------ MATERIAL FOR THIS EXERCISE
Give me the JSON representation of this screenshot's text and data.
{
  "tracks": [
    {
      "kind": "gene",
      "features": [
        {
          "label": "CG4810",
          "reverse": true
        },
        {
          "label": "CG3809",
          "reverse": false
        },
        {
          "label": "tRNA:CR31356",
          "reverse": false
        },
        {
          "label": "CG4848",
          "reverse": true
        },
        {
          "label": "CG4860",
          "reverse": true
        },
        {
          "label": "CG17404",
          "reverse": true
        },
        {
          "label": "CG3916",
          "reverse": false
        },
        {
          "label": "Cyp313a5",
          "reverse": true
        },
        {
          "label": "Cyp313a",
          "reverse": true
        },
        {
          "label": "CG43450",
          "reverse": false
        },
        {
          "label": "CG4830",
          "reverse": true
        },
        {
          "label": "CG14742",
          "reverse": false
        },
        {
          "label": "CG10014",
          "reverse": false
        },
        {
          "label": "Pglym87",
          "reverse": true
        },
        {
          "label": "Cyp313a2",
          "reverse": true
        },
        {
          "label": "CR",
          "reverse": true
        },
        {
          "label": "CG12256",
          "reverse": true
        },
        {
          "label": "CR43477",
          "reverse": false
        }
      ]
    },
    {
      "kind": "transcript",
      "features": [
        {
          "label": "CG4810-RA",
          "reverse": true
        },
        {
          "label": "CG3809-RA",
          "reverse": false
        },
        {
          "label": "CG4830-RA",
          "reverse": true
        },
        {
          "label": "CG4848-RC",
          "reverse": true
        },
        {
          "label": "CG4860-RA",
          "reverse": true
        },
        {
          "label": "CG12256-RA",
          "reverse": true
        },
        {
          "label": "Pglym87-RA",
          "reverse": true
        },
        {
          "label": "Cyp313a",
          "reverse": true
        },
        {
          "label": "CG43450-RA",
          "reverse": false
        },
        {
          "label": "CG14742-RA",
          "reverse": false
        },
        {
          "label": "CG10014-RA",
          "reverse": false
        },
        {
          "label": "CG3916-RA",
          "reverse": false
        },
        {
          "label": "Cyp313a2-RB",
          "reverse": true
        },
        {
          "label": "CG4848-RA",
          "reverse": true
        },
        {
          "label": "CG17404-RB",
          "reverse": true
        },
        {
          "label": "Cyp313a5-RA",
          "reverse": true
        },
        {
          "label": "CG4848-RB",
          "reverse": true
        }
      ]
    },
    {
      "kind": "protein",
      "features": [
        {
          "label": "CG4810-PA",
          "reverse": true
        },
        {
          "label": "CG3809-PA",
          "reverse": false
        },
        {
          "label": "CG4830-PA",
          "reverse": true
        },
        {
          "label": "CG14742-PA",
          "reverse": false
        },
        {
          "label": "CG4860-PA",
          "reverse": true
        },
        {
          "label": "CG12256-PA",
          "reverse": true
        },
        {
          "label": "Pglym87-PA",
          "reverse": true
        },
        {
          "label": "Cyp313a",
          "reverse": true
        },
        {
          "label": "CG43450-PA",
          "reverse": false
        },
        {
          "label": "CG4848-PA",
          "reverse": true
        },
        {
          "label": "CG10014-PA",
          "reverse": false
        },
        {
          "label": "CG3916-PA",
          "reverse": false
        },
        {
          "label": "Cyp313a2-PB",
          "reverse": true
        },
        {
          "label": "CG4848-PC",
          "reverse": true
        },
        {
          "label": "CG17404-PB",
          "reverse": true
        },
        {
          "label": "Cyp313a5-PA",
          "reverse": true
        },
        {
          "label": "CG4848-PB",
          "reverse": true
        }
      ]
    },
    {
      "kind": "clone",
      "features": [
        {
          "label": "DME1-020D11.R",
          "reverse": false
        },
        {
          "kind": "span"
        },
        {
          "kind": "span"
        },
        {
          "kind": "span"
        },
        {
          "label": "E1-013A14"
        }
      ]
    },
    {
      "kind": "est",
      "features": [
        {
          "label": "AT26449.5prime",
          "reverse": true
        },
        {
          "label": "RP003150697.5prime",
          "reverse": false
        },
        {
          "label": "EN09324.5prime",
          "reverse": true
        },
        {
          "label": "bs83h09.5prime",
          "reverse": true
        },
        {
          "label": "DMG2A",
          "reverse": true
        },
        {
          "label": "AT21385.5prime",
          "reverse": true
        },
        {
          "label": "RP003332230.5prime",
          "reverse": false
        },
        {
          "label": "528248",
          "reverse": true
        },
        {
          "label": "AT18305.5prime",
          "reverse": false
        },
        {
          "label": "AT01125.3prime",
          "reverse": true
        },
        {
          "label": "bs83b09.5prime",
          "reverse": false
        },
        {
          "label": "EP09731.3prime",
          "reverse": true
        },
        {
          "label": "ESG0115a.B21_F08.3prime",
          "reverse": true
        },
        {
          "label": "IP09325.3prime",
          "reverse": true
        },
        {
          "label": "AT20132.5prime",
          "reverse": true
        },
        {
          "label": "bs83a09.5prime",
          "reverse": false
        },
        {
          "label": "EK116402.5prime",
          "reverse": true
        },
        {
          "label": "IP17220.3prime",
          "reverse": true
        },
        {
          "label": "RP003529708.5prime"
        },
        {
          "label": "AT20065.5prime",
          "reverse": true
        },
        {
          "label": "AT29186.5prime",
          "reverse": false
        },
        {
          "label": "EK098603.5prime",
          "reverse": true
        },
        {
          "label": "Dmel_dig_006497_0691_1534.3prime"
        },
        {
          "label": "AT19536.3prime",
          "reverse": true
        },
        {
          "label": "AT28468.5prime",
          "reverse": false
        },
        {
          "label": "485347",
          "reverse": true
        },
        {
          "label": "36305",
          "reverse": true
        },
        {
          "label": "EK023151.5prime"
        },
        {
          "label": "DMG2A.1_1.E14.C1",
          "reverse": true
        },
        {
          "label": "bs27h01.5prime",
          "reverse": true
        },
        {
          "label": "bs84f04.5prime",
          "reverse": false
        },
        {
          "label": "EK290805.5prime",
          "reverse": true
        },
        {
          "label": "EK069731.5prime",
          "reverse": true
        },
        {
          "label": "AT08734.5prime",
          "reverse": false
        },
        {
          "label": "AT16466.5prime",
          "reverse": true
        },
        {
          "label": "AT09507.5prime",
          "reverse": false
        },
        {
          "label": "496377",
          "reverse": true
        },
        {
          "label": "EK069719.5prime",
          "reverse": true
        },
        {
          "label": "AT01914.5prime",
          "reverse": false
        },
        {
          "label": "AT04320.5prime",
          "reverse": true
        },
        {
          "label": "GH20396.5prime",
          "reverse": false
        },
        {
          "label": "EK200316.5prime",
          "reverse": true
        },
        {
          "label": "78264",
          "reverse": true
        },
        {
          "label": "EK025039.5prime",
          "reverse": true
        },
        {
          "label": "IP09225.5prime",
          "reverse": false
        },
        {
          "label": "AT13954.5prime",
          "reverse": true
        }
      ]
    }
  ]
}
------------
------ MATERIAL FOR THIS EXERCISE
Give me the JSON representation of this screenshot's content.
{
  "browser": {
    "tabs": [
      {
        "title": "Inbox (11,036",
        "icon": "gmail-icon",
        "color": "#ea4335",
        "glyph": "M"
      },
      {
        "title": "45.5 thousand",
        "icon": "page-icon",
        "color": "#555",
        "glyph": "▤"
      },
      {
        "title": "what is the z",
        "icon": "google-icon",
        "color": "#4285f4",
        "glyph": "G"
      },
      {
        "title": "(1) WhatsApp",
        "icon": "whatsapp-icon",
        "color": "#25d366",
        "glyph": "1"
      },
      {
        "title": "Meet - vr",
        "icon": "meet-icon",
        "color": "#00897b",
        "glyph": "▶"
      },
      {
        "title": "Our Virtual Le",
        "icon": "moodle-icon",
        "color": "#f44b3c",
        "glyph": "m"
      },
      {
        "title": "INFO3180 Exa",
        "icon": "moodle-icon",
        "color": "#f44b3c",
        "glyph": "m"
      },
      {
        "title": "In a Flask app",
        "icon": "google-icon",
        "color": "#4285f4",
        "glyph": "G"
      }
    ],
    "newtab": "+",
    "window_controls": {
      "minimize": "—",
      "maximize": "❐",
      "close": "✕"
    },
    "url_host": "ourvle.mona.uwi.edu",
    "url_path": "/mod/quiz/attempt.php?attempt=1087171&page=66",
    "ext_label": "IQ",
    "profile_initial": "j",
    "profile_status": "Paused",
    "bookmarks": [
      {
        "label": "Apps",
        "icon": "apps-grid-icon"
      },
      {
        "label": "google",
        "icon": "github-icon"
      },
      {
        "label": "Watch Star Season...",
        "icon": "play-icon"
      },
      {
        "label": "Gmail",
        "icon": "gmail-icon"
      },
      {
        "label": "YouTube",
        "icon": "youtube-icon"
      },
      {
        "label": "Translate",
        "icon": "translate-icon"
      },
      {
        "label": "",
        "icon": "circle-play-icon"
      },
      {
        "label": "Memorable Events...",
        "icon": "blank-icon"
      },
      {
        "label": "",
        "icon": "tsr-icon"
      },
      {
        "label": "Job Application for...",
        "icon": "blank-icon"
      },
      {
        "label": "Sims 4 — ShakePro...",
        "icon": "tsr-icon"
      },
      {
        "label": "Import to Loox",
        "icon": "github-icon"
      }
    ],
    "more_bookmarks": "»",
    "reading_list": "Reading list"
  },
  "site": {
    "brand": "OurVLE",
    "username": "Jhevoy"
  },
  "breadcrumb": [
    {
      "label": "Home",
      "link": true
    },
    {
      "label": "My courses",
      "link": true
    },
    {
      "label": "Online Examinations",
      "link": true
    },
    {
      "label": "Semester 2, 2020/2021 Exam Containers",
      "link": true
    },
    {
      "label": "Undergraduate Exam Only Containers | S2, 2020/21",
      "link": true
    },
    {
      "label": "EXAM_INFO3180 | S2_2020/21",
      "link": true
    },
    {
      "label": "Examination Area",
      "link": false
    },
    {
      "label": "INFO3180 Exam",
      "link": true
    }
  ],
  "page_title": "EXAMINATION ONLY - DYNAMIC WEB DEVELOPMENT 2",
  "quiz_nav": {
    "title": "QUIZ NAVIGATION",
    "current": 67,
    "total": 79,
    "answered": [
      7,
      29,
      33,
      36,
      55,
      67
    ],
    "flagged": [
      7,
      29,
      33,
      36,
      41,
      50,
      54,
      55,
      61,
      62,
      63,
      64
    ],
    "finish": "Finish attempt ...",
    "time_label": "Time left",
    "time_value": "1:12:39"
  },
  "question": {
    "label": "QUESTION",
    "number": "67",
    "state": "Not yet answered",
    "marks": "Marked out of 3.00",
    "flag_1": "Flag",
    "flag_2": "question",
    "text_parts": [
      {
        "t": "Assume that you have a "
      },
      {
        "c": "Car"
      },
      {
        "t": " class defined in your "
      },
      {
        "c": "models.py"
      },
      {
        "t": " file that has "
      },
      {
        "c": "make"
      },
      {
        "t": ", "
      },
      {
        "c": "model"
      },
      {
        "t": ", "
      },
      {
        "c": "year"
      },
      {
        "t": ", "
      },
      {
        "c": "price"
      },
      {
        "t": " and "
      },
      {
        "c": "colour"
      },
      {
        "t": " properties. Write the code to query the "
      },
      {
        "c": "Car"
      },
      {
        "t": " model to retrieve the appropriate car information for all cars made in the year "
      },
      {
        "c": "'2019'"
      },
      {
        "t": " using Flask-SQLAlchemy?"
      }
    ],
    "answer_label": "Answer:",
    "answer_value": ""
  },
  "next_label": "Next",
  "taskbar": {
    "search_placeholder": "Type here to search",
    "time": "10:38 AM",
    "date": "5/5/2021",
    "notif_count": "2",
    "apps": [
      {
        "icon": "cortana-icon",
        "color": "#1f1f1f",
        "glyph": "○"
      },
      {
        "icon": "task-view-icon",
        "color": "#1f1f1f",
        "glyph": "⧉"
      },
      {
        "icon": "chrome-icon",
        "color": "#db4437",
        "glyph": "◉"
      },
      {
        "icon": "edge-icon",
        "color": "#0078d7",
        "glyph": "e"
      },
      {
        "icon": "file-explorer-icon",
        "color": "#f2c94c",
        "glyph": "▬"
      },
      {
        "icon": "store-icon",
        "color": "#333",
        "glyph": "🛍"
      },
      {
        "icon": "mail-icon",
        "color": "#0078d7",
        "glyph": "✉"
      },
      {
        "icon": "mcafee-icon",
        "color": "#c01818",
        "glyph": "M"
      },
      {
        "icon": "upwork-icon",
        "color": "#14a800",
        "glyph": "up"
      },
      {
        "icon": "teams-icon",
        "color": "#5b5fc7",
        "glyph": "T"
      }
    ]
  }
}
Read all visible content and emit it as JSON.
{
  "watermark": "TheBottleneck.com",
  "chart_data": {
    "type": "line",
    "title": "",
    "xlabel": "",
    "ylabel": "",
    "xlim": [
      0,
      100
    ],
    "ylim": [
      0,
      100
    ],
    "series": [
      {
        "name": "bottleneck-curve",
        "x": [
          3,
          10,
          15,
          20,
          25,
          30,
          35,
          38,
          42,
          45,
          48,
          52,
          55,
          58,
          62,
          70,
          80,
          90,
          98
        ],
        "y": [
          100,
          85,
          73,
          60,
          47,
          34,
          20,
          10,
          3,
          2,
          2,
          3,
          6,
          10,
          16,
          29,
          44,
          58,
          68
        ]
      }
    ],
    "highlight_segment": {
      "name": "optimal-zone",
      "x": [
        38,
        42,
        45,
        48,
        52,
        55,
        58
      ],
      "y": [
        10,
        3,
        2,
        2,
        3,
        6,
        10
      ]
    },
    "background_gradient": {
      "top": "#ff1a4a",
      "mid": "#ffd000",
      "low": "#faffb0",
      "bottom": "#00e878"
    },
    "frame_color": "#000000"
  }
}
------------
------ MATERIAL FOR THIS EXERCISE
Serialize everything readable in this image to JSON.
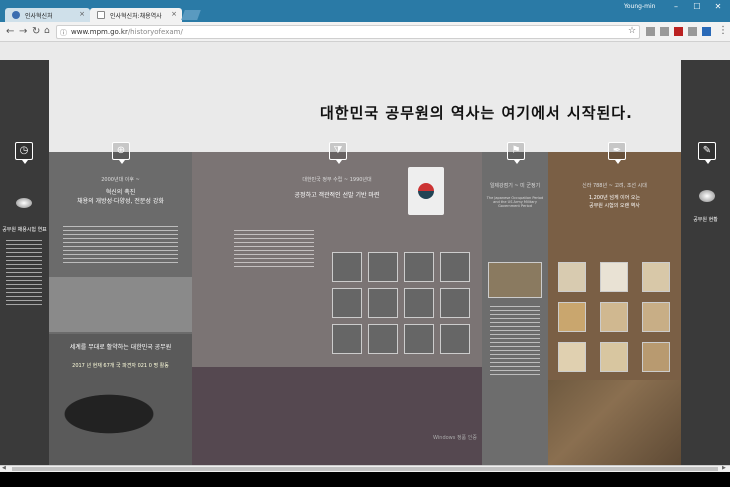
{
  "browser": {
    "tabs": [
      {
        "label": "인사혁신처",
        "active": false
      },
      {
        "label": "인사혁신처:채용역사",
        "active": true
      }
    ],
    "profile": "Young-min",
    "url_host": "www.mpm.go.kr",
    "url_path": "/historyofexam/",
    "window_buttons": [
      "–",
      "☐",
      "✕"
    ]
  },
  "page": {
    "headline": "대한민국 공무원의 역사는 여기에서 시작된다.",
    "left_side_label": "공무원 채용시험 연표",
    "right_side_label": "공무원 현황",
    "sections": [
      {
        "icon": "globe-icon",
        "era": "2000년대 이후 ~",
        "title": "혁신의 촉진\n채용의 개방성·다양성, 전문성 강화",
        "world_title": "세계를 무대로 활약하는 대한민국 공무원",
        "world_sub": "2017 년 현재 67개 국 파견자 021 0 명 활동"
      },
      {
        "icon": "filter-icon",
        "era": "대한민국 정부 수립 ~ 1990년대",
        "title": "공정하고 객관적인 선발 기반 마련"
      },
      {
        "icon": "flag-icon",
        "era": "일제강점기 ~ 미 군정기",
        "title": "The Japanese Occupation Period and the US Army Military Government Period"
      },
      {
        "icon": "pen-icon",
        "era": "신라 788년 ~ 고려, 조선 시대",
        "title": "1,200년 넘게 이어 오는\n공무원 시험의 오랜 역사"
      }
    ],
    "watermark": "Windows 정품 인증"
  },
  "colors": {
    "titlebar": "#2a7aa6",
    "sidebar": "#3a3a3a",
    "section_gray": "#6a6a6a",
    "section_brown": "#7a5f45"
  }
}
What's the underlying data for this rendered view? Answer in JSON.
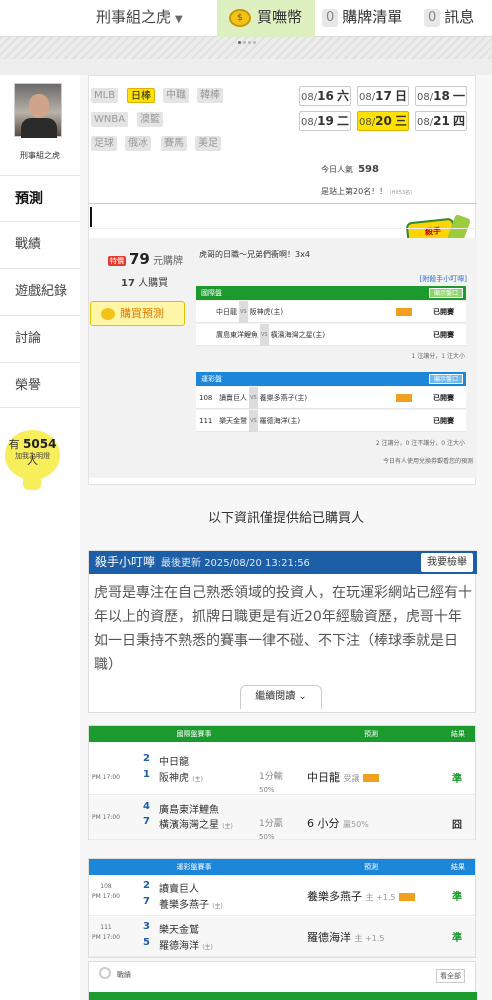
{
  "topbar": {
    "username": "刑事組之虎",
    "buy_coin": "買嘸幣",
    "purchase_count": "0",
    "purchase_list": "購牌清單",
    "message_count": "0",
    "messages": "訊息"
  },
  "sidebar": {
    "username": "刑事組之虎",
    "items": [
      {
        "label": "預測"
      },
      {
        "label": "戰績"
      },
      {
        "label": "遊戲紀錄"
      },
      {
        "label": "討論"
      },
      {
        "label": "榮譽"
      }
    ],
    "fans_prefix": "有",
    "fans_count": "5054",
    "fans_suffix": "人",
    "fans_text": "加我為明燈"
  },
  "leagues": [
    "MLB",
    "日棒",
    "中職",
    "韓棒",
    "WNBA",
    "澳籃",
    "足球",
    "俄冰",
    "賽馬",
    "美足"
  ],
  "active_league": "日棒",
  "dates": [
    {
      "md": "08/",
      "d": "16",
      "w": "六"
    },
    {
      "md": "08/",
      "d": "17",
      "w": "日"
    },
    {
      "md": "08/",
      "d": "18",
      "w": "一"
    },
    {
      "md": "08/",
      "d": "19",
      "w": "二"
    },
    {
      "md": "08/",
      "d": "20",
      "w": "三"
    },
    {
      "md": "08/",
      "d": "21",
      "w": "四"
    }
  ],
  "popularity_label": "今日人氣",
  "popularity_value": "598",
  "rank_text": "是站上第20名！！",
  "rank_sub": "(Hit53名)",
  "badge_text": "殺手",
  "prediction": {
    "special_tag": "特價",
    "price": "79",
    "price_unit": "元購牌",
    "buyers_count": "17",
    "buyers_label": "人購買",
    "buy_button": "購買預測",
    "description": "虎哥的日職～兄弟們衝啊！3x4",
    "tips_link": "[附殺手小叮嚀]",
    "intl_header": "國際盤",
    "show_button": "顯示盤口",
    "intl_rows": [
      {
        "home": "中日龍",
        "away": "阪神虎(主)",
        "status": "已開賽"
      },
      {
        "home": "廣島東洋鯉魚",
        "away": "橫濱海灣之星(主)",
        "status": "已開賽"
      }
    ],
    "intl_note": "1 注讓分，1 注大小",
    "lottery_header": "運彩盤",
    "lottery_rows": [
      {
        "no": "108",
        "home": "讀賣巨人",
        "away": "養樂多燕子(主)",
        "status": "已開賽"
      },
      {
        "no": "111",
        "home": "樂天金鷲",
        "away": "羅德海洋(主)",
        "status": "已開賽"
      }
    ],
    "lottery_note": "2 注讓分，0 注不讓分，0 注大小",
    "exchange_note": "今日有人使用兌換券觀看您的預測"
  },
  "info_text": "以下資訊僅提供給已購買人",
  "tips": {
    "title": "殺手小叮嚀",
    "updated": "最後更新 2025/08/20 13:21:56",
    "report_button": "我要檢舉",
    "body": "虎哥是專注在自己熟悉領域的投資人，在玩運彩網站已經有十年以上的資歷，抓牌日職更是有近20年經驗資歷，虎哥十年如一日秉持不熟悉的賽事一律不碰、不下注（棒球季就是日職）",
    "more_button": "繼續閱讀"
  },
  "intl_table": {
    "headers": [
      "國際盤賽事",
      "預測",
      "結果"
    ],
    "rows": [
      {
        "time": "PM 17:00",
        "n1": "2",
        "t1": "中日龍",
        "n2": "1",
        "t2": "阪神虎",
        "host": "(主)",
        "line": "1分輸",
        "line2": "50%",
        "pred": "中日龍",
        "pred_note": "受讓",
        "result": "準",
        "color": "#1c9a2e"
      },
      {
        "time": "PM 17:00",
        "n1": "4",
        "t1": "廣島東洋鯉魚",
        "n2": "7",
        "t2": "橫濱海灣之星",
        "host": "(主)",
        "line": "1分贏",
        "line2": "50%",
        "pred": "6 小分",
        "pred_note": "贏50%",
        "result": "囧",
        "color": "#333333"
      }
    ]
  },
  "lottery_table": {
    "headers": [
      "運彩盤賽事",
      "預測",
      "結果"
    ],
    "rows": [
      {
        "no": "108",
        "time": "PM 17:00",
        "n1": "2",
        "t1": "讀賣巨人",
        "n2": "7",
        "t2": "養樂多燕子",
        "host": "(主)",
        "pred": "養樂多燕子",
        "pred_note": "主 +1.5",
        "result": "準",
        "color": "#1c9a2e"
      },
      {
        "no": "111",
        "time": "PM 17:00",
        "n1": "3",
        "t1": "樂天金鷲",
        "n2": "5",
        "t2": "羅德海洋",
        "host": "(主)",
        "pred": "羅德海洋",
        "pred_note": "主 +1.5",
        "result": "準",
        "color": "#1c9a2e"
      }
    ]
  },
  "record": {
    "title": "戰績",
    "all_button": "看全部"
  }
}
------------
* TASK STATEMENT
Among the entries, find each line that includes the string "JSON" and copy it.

* RESPONSE TO THE TASK
Give me the JSON representation of this screenshot's text and data.
Give me the JSON representation of this screenshot's content.
Read all visible content and emit it as JSON.
Serialize everything readable in this image to JSON.
What's the underlying data for this rendered view? Answer in JSON.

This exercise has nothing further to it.